Some statistics suggest that only 40% of small businesses make it past the five year mark, which shows the importance of financial planning when setting up your own venture. Here are some elements of funding to consider.
Having enough capital to fund a business before it has been set up is, of course, not a luxury available to everyone. Many people have to save for years before they have the required amount to even set up a business, let alone run one, so it is important that you thoroughly check the funds available to you from the start.
A start up loan can potentially be withdrawn by someone who is starting a business or has been up and running for two years or less. You may be eligible for between £500 and £25,000, and must be 18 or over and a UK resident.
The loans are paid back at 6% per annum, and are government backed. They are also unsecured which means you do not have to secure an asset to acquire them, which is very useful for those starting a business who do not own a lot of wealth.
This form of funding involves using your company assets to get a loan for your business. This could range from accounts receivable to a company building, so the options are wide and varied. The main difference compared to asset-based lending is that it is assets which are already owned which are used rather than assets which are to be paid off.
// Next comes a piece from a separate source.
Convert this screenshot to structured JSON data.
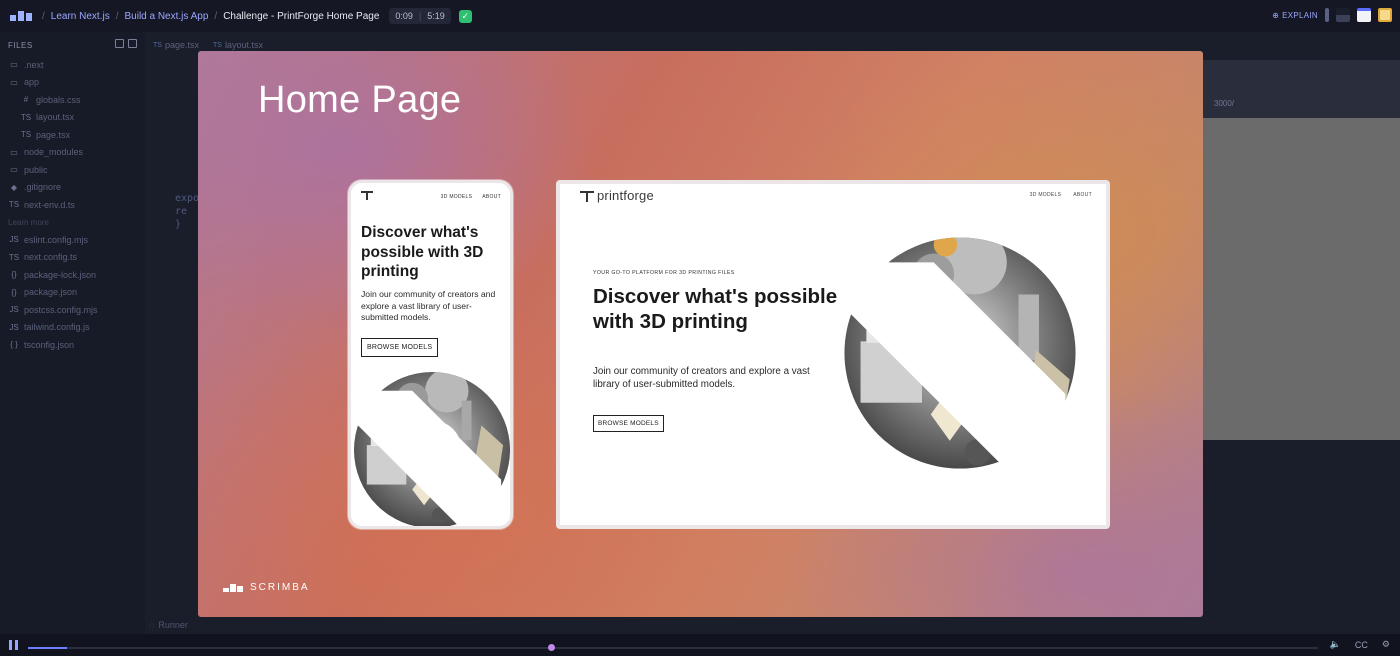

This type of loan is normally utilised for short term business needs rather than for a long-term investment, and thus the loan should be paid off as quickly as possible.
This type of financing is directed at businesses who invoice their customers, and involves selling those invoices to a third party in order to receive payment for them straight away. The third-party company will usually buy the invoice for around 80% of its value and then pay the rest (minus their fee) when the customer actually pays the invoice.
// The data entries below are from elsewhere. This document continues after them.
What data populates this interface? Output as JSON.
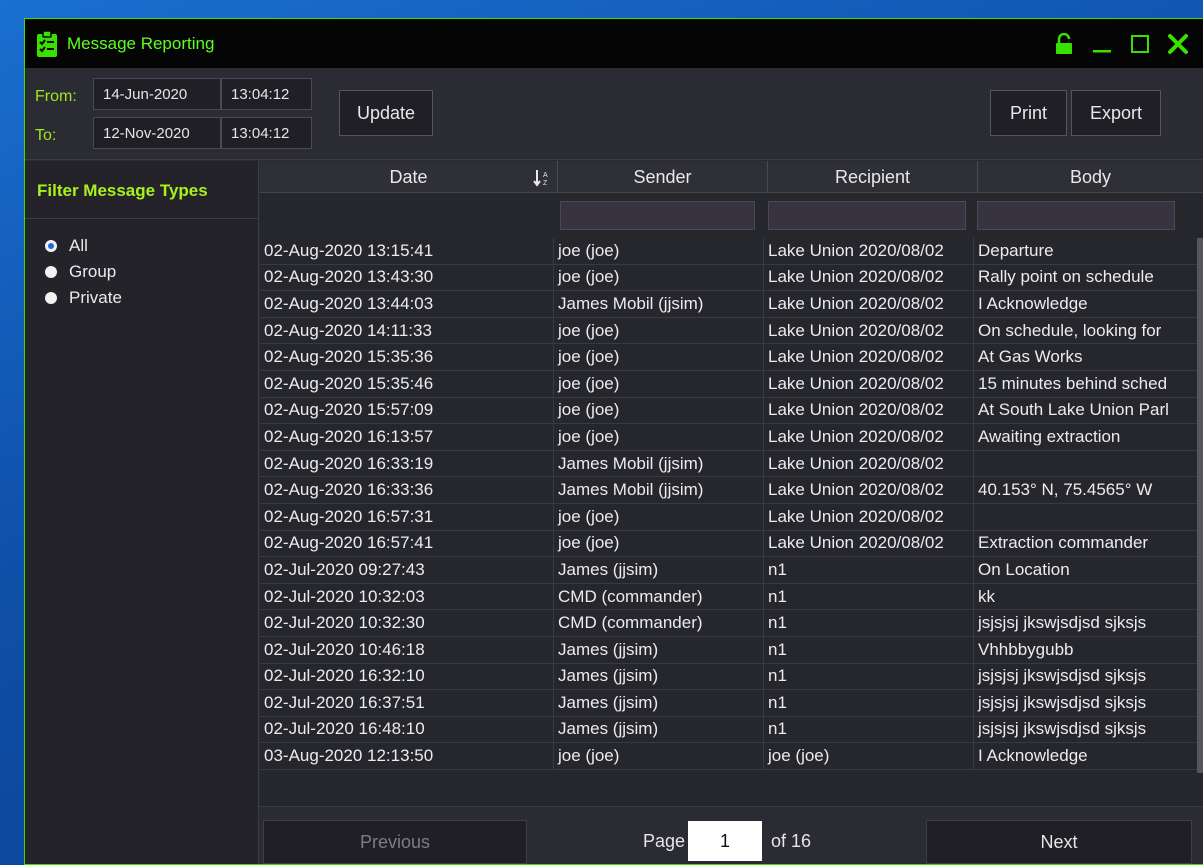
{
  "window": {
    "title": "Message Reporting"
  },
  "colors": {
    "accent": "#39e000",
    "title_green": "#5dff20",
    "label_green": "#9ee81c",
    "radio_selected": "#2068e0"
  },
  "icons": {
    "app": "clipboard-checklist-icon",
    "lock": "unlock-icon",
    "minimize": "minimize-icon",
    "maximize": "maximize-icon",
    "close": "close-icon"
  },
  "range": {
    "from_label": "From:",
    "to_label": "To:",
    "from_date": "14-Jun-2020",
    "from_time": "13:04:12",
    "to_date": "12-Nov-2020",
    "to_time": "13:04:12"
  },
  "toolbar": {
    "update": "Update",
    "print": "Print",
    "export": "Export"
  },
  "sidebar": {
    "title": "Filter Message Types",
    "options": [
      "All",
      "Group",
      "Private"
    ],
    "selected": "All"
  },
  "table": {
    "columns": [
      "Date",
      "Sender",
      "Recipient",
      "Body"
    ],
    "sort_column": "Date",
    "rows": [
      [
        "02-Aug-2020 13:15:41",
        "joe (joe)",
        "Lake Union 2020/08/02",
        "Departure"
      ],
      [
        "02-Aug-2020 13:43:30",
        "joe (joe)",
        "Lake Union 2020/08/02",
        "Rally point on schedule"
      ],
      [
        "02-Aug-2020 13:44:03",
        "James Mobil (jjsim)",
        "Lake Union 2020/08/02",
        "I Acknowledge"
      ],
      [
        "02-Aug-2020 14:11:33",
        "joe (joe)",
        "Lake Union 2020/08/02",
        "On schedule, looking for"
      ],
      [
        "02-Aug-2020 15:35:36",
        "joe (joe)",
        "Lake Union 2020/08/02",
        "At Gas Works"
      ],
      [
        "02-Aug-2020 15:35:46",
        "joe (joe)",
        "Lake Union 2020/08/02",
        "15 minutes behind sched"
      ],
      [
        "02-Aug-2020 15:57:09",
        "joe (joe)",
        "Lake Union 2020/08/02",
        "At South Lake Union Parl"
      ],
      [
        "02-Aug-2020 16:13:57",
        "joe (joe)",
        "Lake Union 2020/08/02",
        "Awaiting extraction"
      ],
      [
        "02-Aug-2020 16:33:19",
        "James Mobil (jjsim)",
        "Lake Union 2020/08/02",
        ""
      ],
      [
        "02-Aug-2020 16:33:36",
        "James Mobil (jjsim)",
        "Lake Union 2020/08/02",
        "40.153° N, 75.4565° W"
      ],
      [
        "02-Aug-2020 16:57:31",
        "joe (joe)",
        "Lake Union 2020/08/02",
        ""
      ],
      [
        "02-Aug-2020 16:57:41",
        "joe (joe)",
        "Lake Union 2020/08/02",
        "Extraction commander"
      ],
      [
        "02-Jul-2020 09:27:43",
        "James (jjsim)",
        "n1",
        "On Location"
      ],
      [
        "02-Jul-2020 10:32:03",
        "CMD (commander)",
        "n1",
        "kk"
      ],
      [
        "02-Jul-2020 10:32:30",
        "CMD (commander)",
        "n1",
        "jsjsjsj jkswjsdjsd sjksjs"
      ],
      [
        "02-Jul-2020 10:46:18",
        "James (jjsim)",
        "n1",
        "Vhhbbygubb"
      ],
      [
        "02-Jul-2020 16:32:10",
        "James (jjsim)",
        "n1",
        "jsjsjsj jkswjsdjsd sjksjs"
      ],
      [
        "02-Jul-2020 16:37:51",
        "James (jjsim)",
        "n1",
        "jsjsjsj jkswjsdjsd sjksjs"
      ],
      [
        "02-Jul-2020 16:48:10",
        "James (jjsim)",
        "n1",
        "jsjsjsj jkswjsdjsd sjksjs"
      ],
      [
        "03-Aug-2020 12:13:50",
        "joe (joe)",
        "joe (joe)",
        "I Acknowledge"
      ]
    ]
  },
  "pagination": {
    "previous": "Previous",
    "next": "Next",
    "page_label": "Page",
    "current_page": "1",
    "of_label": "of 16"
  }
}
This is a good way to finance a business with cash flow problems or which needs to speed up its cash flow, as it allows payment to be received immediately rather than waiting 30 days or more for the customer to pay the invoice.
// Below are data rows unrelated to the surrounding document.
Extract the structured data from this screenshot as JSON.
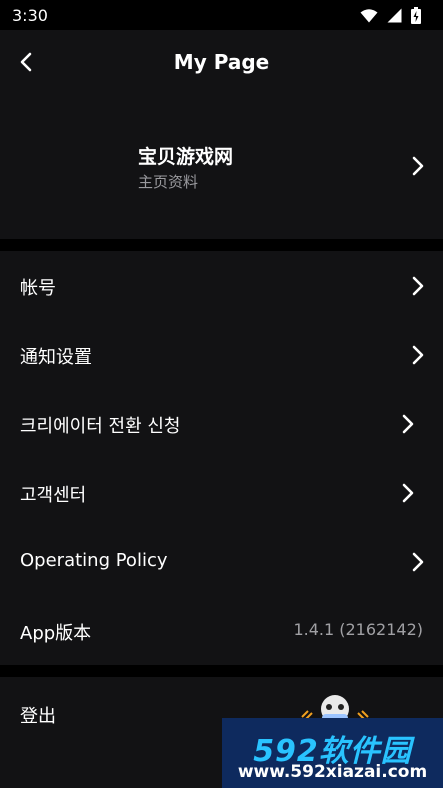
{
  "status_bar": {
    "time": "3:30"
  },
  "header": {
    "title": "My Page"
  },
  "profile": {
    "name": "宝贝游戏网",
    "subtitle": "主页资料"
  },
  "menu": {
    "items": [
      {
        "label": "帐号"
      },
      {
        "label": "通知设置"
      },
      {
        "label": "크리에이터 전환 신청"
      },
      {
        "label": "고객센터"
      },
      {
        "label": "Operating Policy"
      },
      {
        "label": "App版本",
        "value": "1.4.1 (2162142)"
      }
    ]
  },
  "logout": {
    "label": "登出"
  },
  "watermark": {
    "brand": "592软件园",
    "url": "www.592xiazai.com"
  },
  "colors": {
    "background": "#000000",
    "surface": "#121214",
    "secondary_text": "#9a9a9e",
    "watermark_bg": "#0e2a5e",
    "watermark_accent": "#29c3ff"
  },
  "icons": [
    "wifi-icon",
    "signal-icon",
    "battery-icon",
    "back-arrow-icon",
    "chevron-right-icon"
  ]
}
One type of investment which can supplement business earnings is forex trading, which involves the buying and selling of world currencies. If successful, profits from this type of investment can be put straight into the business in order to grow and develop it. Some people even make a business solely from forex trading, but it is risky and profit is not guaranteed.
Similarly, you could invest in other markets such as commodities or stocks and shares which would follow the same principle.
These are just some of the many funding options available to SMEs, so it is worth doing some research to find which would work best for your business.